Entries from a dataset of interfaces
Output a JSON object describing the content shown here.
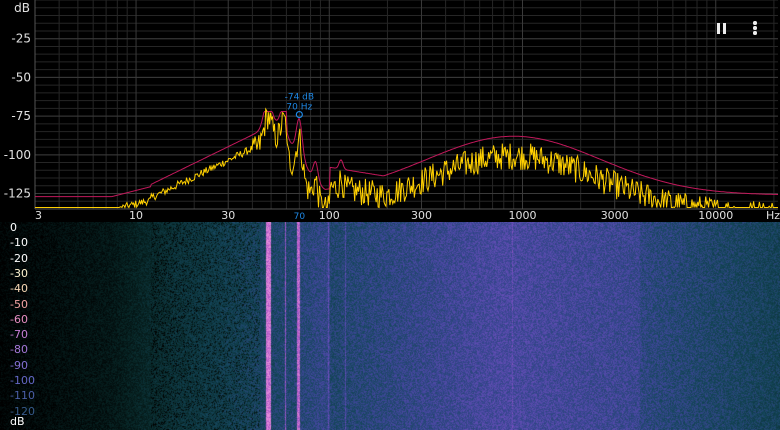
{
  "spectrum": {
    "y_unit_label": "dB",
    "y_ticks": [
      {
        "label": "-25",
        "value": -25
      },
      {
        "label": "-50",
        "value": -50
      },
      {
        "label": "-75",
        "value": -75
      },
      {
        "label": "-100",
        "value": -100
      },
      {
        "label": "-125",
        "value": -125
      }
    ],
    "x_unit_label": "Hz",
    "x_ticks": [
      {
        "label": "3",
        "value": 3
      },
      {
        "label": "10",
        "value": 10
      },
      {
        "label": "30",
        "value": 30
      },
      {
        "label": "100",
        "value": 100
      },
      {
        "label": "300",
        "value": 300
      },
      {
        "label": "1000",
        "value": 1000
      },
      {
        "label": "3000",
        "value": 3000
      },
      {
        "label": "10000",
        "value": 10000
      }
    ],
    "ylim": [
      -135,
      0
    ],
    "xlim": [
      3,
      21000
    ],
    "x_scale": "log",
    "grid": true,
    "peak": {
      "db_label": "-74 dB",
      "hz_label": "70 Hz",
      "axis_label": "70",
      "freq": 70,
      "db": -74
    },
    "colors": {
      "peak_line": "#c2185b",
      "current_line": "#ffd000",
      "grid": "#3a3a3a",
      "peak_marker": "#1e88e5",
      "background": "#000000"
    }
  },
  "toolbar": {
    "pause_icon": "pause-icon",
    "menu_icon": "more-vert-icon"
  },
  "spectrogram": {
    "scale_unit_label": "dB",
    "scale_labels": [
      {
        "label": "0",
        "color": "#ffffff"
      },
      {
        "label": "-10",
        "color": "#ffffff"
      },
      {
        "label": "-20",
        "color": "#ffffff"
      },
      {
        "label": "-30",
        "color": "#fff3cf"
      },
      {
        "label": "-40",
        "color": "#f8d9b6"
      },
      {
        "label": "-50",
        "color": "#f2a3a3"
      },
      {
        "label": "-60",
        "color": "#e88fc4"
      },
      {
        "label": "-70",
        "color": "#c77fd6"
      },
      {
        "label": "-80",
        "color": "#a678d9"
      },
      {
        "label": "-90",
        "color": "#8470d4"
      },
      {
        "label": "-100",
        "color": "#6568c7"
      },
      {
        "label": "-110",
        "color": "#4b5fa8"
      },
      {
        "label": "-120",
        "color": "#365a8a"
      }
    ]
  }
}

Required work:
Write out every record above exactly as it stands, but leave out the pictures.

Task answer:
Output a JSON object describing the content shown here.
{
  "spectrum": {
    "y_unit_label": "dB",
    "y_ticks": [
      {
        "label": "-25",
        "value": -25
      },
      {
        "label": "-50",
        "value": -50
      },
      {
        "label": "-75",
        "value": -75
      },
      {
        "label": "-100",
        "value": -100
      },
      {
        "label": "-125",
        "value": -125
      }
    ],
    "x_unit_label": "Hz",
    "x_ticks": [
      {
        "label": "3",
        "value": 3
      },
      {
        "label": "10",
        "value": 10
      },
      {
        "label": "30",
        "value": 30
      },
      {
        "label": "100",
        "value": 100
      },
      {
        "label": "300",
        "value": 300
      },
      {
        "label": "1000",
        "value": 1000
      },
      {
        "label": "3000",
        "value": 3000
      },
      {
        "label": "10000",
        "value": 10000
      }
    ],
    "ylim": [
      -135,
      0
    ],
    "xlim": [
      3,
      21000
    ],
    "x_scale": "log",
    "grid": true,
    "peak": {
      "db_label": "-74 dB",
      "hz_label": "70 Hz",
      "axis_label": "70",
      "freq": 70,
      "db": -74
    },
    "colors": {
      "peak_line": "#c2185b",
      "current_line": "#ffd000",
      "grid": "#3a3a3a",
      "peak_marker": "#1e88e5",
      "background": "#000000"
    }
  },
  "toolbar": {
    "pause_icon": "pause-icon",
    "menu_icon": "more-vert-icon"
  },
  "spectrogram": {
    "scale_unit_label": "dB",
    "scale_labels": [
      {
        "label": "0",
        "color": "#ffffff"
      },
      {
        "label": "-10",
        "color": "#ffffff"
      },
      {
        "label": "-20",
        "color": "#ffffff"
      },
      {
        "label": "-30",
        "color": "#fff3cf"
      },
      {
        "label": "-40",
        "color": "#f8d9b6"
      },
      {
        "label": "-50",
        "color": "#f2a3a3"
      },
      {
        "label": "-60",
        "color": "#e88fc4"
      },
      {
        "label": "-70",
        "color": "#c77fd6"
      },
      {
        "label": "-80",
        "color": "#a678d9"
      },
      {
        "label": "-90",
        "color": "#8470d4"
      },
      {
        "label": "-100",
        "color": "#6568c7"
      },
      {
        "label": "-110",
        "color": "#4b5fa8"
      },
      {
        "label": "-120",
        "color": "#365a8a"
      }
    ]
  }
}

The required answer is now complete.